## WORK REQUEST
Write out the data word for word and drop any picture you find.

*** Opening of DATA UNDER STUDY ***

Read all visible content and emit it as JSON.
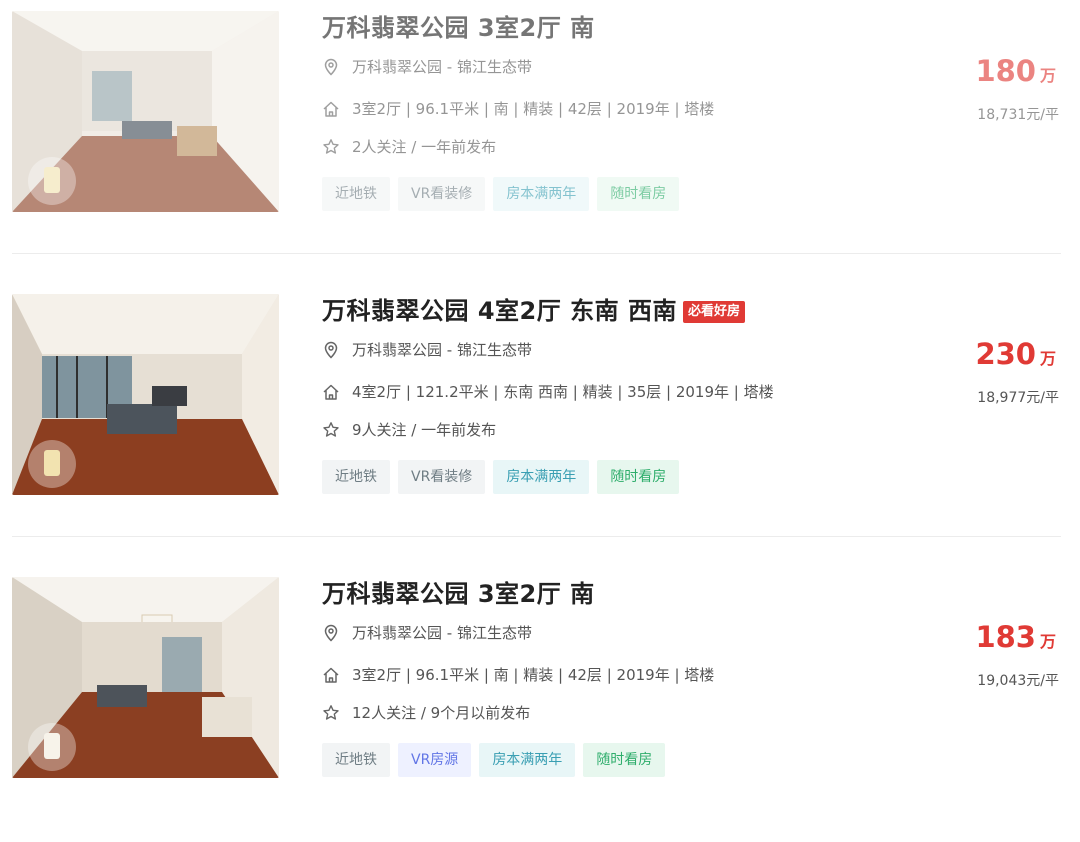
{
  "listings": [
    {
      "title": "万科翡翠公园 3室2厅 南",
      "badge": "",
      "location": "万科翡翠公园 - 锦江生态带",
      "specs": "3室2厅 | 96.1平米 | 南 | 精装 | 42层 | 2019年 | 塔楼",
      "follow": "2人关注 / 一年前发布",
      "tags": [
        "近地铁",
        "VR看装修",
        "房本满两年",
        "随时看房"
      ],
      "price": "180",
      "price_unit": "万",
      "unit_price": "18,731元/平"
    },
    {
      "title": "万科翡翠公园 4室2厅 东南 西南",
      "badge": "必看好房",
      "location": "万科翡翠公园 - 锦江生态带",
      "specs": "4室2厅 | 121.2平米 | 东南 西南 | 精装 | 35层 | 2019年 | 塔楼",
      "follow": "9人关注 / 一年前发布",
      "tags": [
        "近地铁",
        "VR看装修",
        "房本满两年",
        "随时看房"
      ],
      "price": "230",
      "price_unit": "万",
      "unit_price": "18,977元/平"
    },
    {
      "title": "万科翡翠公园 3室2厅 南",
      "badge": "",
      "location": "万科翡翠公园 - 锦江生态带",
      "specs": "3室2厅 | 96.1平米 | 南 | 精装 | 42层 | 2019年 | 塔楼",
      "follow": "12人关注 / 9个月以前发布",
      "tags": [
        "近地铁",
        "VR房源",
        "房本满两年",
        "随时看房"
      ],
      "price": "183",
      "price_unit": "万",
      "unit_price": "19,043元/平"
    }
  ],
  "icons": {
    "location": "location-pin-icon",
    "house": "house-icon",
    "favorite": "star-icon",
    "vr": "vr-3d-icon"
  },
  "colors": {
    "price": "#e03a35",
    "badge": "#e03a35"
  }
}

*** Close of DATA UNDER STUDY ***

## TASK RESULT
Read all visible content and emit it as JSON.
{
  "listings": [
    {
      "title": "万科翡翠公园 3室2厅 南",
      "badge": "",
      "location": "万科翡翠公园 - 锦江生态带",
      "specs": "3室2厅 | 96.1平米 | 南 | 精装 | 42层 | 2019年 | 塔楼",
      "follow": "2人关注 / 一年前发布",
      "tags": [
        "近地铁",
        "VR看装修",
        "房本满两年",
        "随时看房"
      ],
      "price": "180",
      "price_unit": "万",
      "unit_price": "18,731元/平"
    },
    {
      "title": "万科翡翠公园 4室2厅 东南 西南",
      "badge": "必看好房",
      "location": "万科翡翠公园 - 锦江生态带",
      "specs": "4室2厅 | 121.2平米 | 东南 西南 | 精装 | 35层 | 2019年 | 塔楼",
      "follow": "9人关注 / 一年前发布",
      "tags": [
        "近地铁",
        "VR看装修",
        "房本满两年",
        "随时看房"
      ],
      "price": "230",
      "price_unit": "万",
      "unit_price": "18,977元/平"
    },
    {
      "title": "万科翡翠公园 3室2厅 南",
      "badge": "",
      "location": "万科翡翠公园 - 锦江生态带",
      "specs": "3室2厅 | 96.1平米 | 南 | 精装 | 42层 | 2019年 | 塔楼",
      "follow": "12人关注 / 9个月以前发布",
      "tags": [
        "近地铁",
        "VR房源",
        "房本满两年",
        "随时看房"
      ],
      "price": "183",
      "price_unit": "万",
      "unit_price": "19,043元/平"
    }
  ],
  "icons": {
    "location": "location-pin-icon",
    "house": "house-icon",
    "favorite": "star-icon",
    "vr": "vr-3d-icon"
  },
  "colors": {
    "price": "#e03a35",
    "badge": "#e03a35"
  }
}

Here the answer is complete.